Go prepared, even if it’s a beautiful sunny morning because rain can come down in the mountains quite unexpectedly. Use lightweight breathable gear.
Jackets should have a hood with a stiff brim to keep the rain from dripping down into your face, and the front of your neck; the hood should be adjustable so you can keep the rain out. Sleeve cuffs should be snug so rain doesn’t go up your arm on the inside of the jacket.
Boots should have good tread, for traction in the mud, and backpacks should be waterproof, or you should carry a backpack protector you can slip over your pack.
Always hike with a lightweight rain poncho that you can slip on when you need it.
Have a pack of trail mix and your water in case you have to stay put for a while before the visibility clears. Many people have fallen off the trail to injury and even death in poor visibility.
Try to find an overhang or cave to shelter from the rain, as long as reaching it doesn’t put you in danger of falling.
This is why you should have a map of the area, with all of the trails marked, and have discussed possible places for shelter with the rangers before heading out.

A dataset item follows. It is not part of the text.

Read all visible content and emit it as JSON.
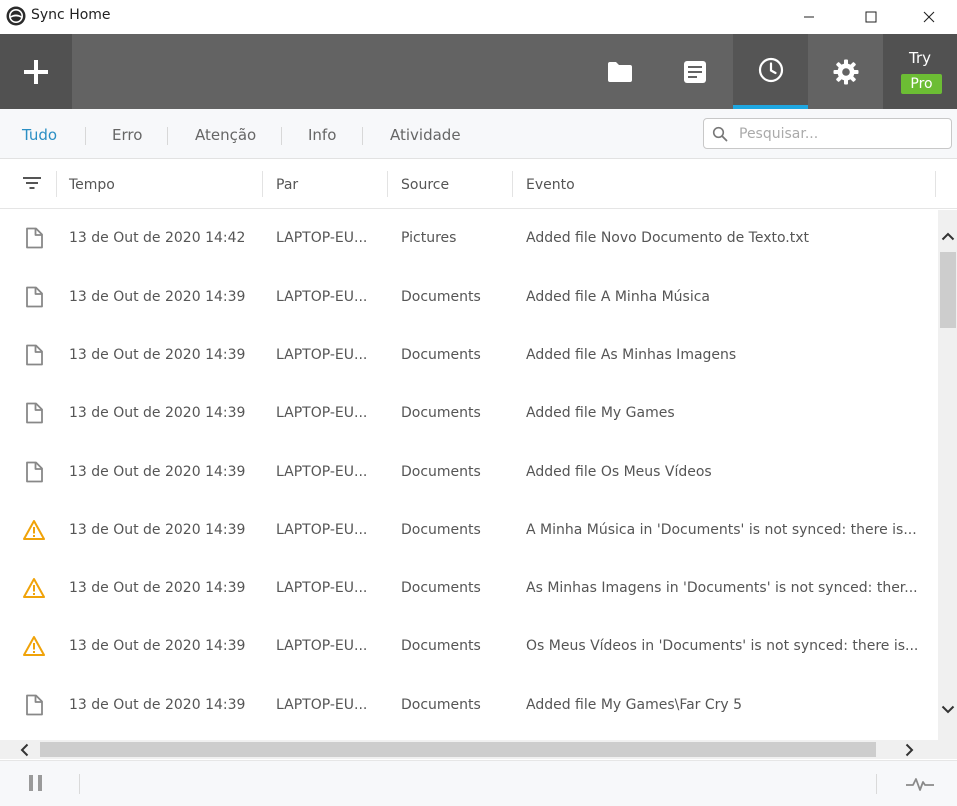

It’s only 1% of the time you might need that knowledge but it can make a huge difference.
If the path is very steep, and water is coursing down stay put – the rain won’t last forever, and the risk of falling and breaking a limb is greater than the discomfort of being wet and cold.
Lastly, if you have a choice, don’t be afraid to call it quits. I traveled up to the mountains with a couple of family members to do some hiking for a three-day weekend. We had just set up camp when the mist rolled in – then it started to rain.
We were keen to hike the next day and hoping the sun would come out, but the rangers told us the rain was set in for the next couple of days and it would be too dangerous, so the trails would be closed.
After breakfast – it was so misty we couldn’t even see the mountains, so a breakfast without a view, we packed up in the rain and headed home. There would be other opportunities to hike in the future.
Do share your camping in the rain experiences below, so we can all learn from. Did something bad happen? how did you cope with it?
updated 11/04/2020 by Dan F. Sullivan
Jeanie is an avid camper and a cook. She likes to do pioneer recipe sin particular, and any other type of survival food that our great-grandfathers loved.